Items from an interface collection

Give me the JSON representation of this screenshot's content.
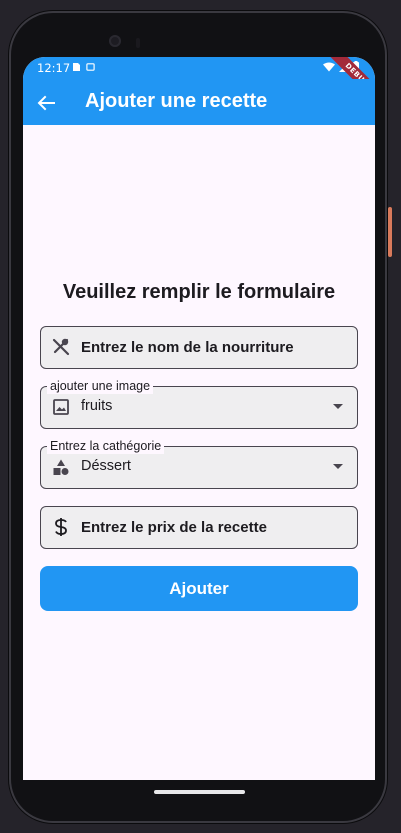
{
  "statusbar": {
    "time": "12:17",
    "debug_banner": "DEBUG"
  },
  "appbar": {
    "title": "Ajouter une recette",
    "back_icon": "arrow-back-icon"
  },
  "form": {
    "heading": "Veuillez remplir le formulaire",
    "food_name": {
      "placeholder": "Entrez le nom de la nourriture",
      "icon": "restaurant-icon"
    },
    "image": {
      "label": "ajouter une image",
      "value": "fruits",
      "icon": "image-icon"
    },
    "category": {
      "label": "Entrez la cathégorie",
      "value": "Déssert",
      "icon": "category-icon"
    },
    "price": {
      "placeholder": "Entrez le prix de la recette",
      "icon": "dollar-icon"
    },
    "submit_label": "Ajouter"
  },
  "colors": {
    "primary": "#2196f3",
    "surface": "#fef7ff",
    "field_fill": "#efeef0",
    "border": "#49454f",
    "debug": "#a32a3a"
  }
}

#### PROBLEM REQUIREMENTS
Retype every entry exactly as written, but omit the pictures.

#### RESULT FOR THIS TASK
Give me the JSON representation of this screenshot's content.
{
  "statusbar": {
    "time": "12:17",
    "debug_banner": "DEBUG"
  },
  "appbar": {
    "title": "Ajouter une recette",
    "back_icon": "arrow-back-icon"
  },
  "form": {
    "heading": "Veuillez remplir le formulaire",
    "food_name": {
      "placeholder": "Entrez le nom de la nourriture",
      "icon": "restaurant-icon"
    },
    "image": {
      "label": "ajouter une image",
      "value": "fruits",
      "icon": "image-icon"
    },
    "category": {
      "label": "Entrez la cathégorie",
      "value": "Déssert",
      "icon": "category-icon"
    },
    "price": {
      "placeholder": "Entrez le prix de la recette",
      "icon": "dollar-icon"
    },
    "submit_label": "Ajouter"
  },
  "colors": {
    "primary": "#2196f3",
    "surface": "#fef7ff",
    "field_fill": "#efeef0",
    "border": "#49454f",
    "debug": "#a32a3a"
  }
}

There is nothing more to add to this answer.